SOURCE DATA:
'''

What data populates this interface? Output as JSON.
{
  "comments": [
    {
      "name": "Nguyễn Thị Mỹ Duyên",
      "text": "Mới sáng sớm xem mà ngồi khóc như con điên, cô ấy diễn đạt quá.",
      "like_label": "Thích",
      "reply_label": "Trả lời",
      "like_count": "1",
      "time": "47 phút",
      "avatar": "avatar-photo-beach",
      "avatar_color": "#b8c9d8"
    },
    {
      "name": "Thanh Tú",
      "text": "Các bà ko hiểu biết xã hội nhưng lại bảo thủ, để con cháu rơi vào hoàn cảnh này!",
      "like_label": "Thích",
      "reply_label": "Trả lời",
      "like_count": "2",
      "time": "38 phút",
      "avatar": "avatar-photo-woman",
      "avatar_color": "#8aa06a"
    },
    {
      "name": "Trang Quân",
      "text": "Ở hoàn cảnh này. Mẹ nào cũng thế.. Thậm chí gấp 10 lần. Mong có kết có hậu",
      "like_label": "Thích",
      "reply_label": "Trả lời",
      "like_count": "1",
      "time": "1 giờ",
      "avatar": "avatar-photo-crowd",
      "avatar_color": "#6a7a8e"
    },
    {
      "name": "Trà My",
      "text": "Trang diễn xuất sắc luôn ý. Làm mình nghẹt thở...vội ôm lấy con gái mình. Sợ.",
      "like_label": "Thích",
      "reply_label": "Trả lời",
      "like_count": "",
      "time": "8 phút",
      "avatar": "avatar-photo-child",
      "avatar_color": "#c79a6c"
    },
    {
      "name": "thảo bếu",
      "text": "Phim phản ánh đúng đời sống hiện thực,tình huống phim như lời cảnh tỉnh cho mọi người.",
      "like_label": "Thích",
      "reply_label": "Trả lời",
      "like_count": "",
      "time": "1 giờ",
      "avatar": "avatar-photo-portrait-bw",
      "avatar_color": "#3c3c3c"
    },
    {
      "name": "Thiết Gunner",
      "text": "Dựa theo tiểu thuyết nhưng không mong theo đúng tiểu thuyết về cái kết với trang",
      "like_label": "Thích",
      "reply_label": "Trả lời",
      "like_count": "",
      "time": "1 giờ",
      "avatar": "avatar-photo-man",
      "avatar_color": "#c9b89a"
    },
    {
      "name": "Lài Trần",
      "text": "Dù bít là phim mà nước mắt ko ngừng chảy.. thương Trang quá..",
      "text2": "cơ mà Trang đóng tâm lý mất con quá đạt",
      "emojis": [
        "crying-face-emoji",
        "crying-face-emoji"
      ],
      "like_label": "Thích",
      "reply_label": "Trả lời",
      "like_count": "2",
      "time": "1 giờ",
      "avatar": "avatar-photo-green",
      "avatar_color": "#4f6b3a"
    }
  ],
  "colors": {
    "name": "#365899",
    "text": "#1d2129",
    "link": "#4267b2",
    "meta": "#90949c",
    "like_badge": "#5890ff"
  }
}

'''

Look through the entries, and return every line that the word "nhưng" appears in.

PROBLEM SOLUTION:
      "text": "Các bà ko hiểu biết xã hội nhưng lại bảo thủ, để con cháu rơi vào hoàn cảnh này!",
      "text": "Dựa theo tiểu thuyết nhưng không mong theo đúng tiểu thuyết về cái kết với trang",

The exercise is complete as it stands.